— EXERCISE —
Run through the records and, wherever a line holds the word "label", return that line.

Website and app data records
::::::::::
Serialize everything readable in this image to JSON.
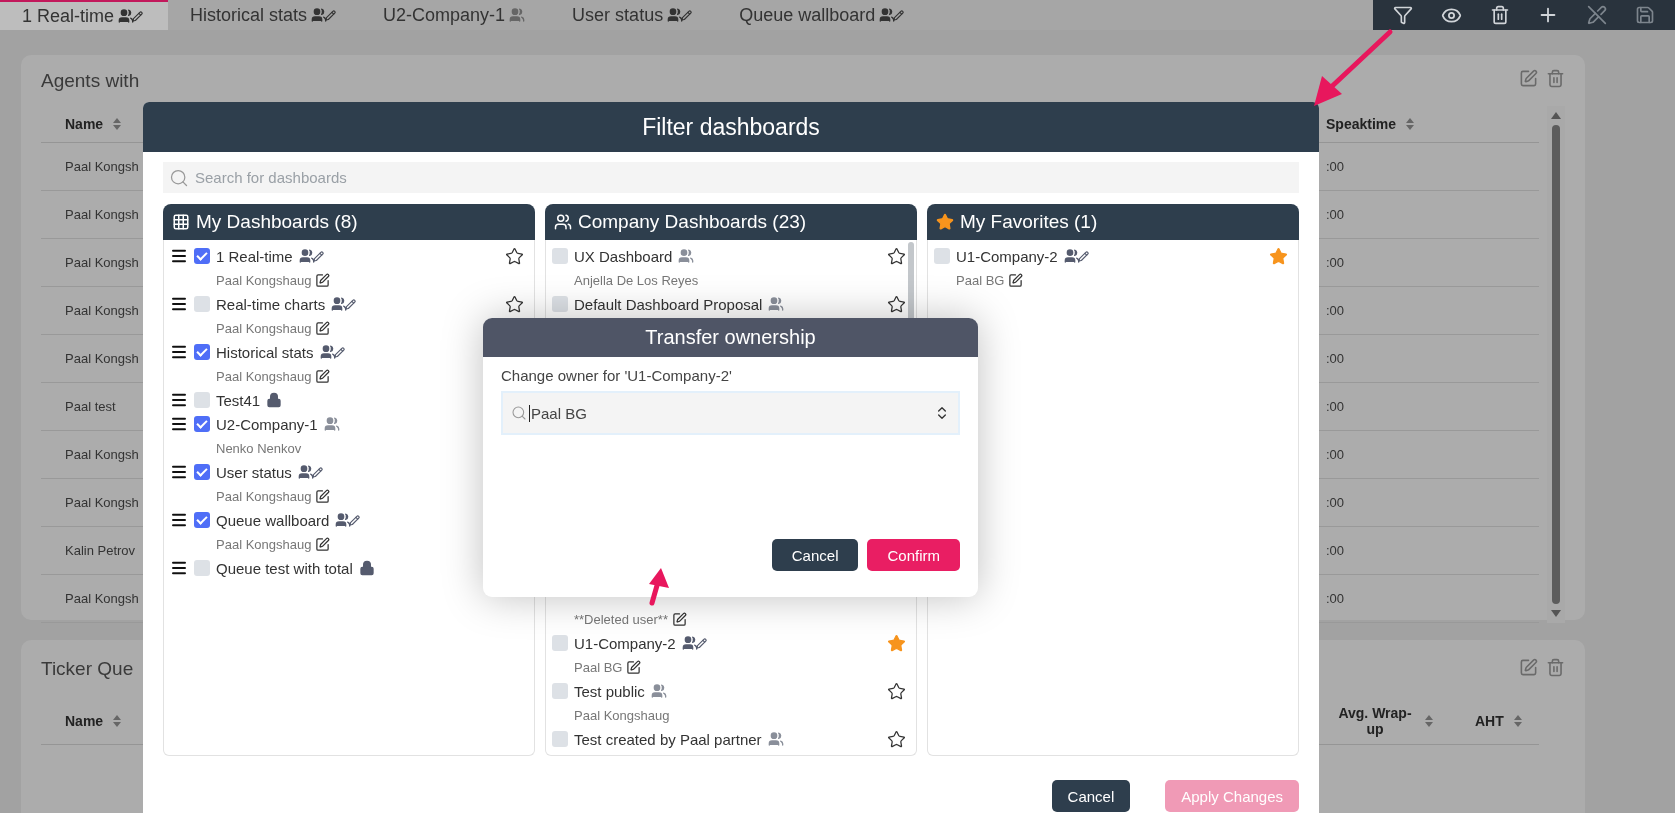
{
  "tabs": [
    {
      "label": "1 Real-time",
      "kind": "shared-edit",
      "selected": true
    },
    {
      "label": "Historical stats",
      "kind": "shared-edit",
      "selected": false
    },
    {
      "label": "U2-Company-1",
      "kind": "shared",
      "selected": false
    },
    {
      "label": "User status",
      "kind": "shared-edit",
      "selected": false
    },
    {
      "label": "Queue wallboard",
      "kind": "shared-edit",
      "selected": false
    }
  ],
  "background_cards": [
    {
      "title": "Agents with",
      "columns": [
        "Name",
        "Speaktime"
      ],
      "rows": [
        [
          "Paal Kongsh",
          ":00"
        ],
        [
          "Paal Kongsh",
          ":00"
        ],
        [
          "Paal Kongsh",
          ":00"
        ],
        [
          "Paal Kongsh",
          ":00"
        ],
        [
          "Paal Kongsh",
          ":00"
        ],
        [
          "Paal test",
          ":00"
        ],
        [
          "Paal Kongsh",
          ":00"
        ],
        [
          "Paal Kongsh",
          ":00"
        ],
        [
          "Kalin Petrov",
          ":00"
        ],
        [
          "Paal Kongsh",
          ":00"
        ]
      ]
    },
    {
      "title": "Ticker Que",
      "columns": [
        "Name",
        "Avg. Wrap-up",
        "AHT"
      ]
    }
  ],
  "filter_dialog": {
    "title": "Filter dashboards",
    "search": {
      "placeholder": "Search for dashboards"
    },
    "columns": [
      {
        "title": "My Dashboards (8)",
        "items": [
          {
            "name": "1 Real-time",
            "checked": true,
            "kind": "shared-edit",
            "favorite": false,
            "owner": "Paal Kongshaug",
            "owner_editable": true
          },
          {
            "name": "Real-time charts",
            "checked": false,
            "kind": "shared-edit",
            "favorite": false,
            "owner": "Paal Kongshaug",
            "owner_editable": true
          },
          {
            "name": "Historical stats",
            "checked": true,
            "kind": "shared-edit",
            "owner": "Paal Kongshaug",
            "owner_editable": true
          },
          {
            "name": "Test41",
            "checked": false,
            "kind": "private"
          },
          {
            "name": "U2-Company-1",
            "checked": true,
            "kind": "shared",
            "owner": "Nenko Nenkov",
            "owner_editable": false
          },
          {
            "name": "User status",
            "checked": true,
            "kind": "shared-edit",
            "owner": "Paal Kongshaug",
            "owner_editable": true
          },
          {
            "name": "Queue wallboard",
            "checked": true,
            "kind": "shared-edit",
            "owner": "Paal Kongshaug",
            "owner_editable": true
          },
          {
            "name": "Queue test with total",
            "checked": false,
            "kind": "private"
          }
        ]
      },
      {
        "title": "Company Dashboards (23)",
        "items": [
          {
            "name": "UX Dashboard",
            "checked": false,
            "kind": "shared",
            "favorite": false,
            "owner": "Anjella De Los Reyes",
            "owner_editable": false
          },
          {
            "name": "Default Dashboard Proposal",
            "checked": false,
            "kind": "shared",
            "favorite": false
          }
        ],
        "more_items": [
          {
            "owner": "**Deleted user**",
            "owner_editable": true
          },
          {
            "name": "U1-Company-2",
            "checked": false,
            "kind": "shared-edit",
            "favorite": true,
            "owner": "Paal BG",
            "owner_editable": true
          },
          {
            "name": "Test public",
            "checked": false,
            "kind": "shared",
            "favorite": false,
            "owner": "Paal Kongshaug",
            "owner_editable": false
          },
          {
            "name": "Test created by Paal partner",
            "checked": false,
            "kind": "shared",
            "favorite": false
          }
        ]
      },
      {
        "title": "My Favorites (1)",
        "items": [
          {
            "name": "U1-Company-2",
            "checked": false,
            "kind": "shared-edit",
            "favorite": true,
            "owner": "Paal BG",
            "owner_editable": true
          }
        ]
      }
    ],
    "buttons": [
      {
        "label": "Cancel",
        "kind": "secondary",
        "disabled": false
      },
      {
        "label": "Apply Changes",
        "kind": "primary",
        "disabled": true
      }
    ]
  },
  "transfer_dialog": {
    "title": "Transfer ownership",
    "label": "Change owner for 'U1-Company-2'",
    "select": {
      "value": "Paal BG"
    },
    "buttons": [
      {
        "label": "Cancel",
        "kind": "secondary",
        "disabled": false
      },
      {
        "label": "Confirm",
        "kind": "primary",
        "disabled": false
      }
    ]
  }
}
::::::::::
— ANSWER FOR THE TASK —
      "label": "1 Real-time",
      "label": "Historical stats",
      "label": "U2-Company-1",
      "label": "User status",
      "label": "Queue wallboard",
        "label": "Cancel",
        "label": "Apply Changes",
    "label": "Change owner for 'U1-Company-2'",
        "label": "Cancel",
        "label": "Confirm",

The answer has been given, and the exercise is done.